**Aim of the exercise**
Reproduce every record below exactly as it appears.

[Web page and app entries]
━━━━
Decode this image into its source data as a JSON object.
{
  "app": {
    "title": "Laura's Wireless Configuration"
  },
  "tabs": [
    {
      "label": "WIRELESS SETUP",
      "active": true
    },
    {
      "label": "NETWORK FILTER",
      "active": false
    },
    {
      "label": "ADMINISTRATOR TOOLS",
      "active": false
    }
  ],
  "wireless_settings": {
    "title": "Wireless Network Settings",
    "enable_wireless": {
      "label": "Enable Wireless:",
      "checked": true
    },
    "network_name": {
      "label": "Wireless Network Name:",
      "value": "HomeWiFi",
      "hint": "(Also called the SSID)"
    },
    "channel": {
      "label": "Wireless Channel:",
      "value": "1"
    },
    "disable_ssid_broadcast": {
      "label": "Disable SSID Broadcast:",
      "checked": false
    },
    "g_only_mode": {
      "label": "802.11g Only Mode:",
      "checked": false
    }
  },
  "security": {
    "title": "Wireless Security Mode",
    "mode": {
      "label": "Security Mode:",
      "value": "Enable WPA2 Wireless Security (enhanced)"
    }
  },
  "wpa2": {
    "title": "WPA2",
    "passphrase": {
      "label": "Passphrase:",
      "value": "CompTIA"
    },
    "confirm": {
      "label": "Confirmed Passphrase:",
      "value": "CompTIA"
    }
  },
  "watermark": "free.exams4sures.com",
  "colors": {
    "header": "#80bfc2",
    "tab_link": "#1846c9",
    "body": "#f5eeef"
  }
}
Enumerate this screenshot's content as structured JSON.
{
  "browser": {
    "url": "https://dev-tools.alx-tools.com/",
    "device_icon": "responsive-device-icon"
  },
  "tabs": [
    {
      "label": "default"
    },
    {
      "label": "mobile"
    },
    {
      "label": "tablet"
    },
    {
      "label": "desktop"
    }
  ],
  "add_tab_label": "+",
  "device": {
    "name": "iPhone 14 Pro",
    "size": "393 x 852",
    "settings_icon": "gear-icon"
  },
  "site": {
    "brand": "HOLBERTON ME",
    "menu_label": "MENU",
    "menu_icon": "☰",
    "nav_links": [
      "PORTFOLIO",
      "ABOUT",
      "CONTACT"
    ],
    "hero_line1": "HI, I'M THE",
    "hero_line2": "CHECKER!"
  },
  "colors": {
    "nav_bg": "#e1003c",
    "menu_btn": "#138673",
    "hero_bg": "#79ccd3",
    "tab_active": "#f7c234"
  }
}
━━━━
**Solved problem**
Decode this image into its source data as a JSON object.
{
  "app": {
    "title": "Laura's Wireless Configuration"
  },
  "tabs": [
    {
      "label": "WIRELESS SETUP",
      "active": true
    },
    {
      "label": "NETWORK FILTER",
      "active": false
    },
    {
      "label": "ADMINISTRATOR TOOLS",
      "active": false
    }
  ],
  "wireless_settings": {
    "title": "Wireless Network Settings",
    "enable_wireless": {
      "label": "Enable Wireless:",
      "checked": true
    },
    "network_name": {
      "label": "Wireless Network Name:",
      "value": "HomeWiFi",
      "hint": "(Also called the SSID)"
    },
    "channel": {
      "label": "Wireless Channel:",
      "value": "1"
    },
    "disable_ssid_broadcast": {
      "label": "Disable SSID Broadcast:",
      "checked": false
    },
    "g_only_mode": {
      "label": "802.11g Only Mode:",
      "checked": false
    }
  },
  "security": {
    "title": "Wireless Security Mode",
    "mode": {
      "label": "Security Mode:",
      "value": "Enable WPA2 Wireless Security (enhanced)"
    }
  },
  "wpa2": {
    "title": "WPA2",
    "passphrase": {
      "label": "Passphrase:",
      "value": "CompTIA"
    },
    "confirm": {
      "label": "Confirmed Passphrase:",
      "value": "CompTIA"
    }
  },
  "watermark": "free.exams4sures.com",
  "colors": {
    "header": "#80bfc2",
    "tab_link": "#1846c9",
    "body": "#f5eeef"
  }
}
Enumerate this screenshot's content as structured JSON.
{
  "browser": {
    "url": "https://dev-tools.alx-tools.com/",
    "device_icon": "responsive-device-icon"
  },
  "tabs": [
    {
      "label": "default"
    },
    {
      "label": "mobile"
    },
    {
      "label": "tablet"
    },
    {
      "label": "desktop"
    }
  ],
  "add_tab_label": "+",
  "device": {
    "name": "iPhone 14 Pro",
    "size": "393 x 852",
    "settings_icon": "gear-icon"
  },
  "site": {
    "brand": "HOLBERTON ME",
    "menu_label": "MENU",
    "menu_icon": "☰",
    "nav_links": [
      "PORTFOLIO",
      "ABOUT",
      "CONTACT"
    ],
    "hero_line1": "HI, I'M THE",
    "hero_line2": "CHECKER!"
  },
  "colors": {
    "nav_bg": "#e1003c",
    "menu_btn": "#138673",
    "hero_bg": "#79ccd3",
    "tab_active": "#f7c234"
  }
}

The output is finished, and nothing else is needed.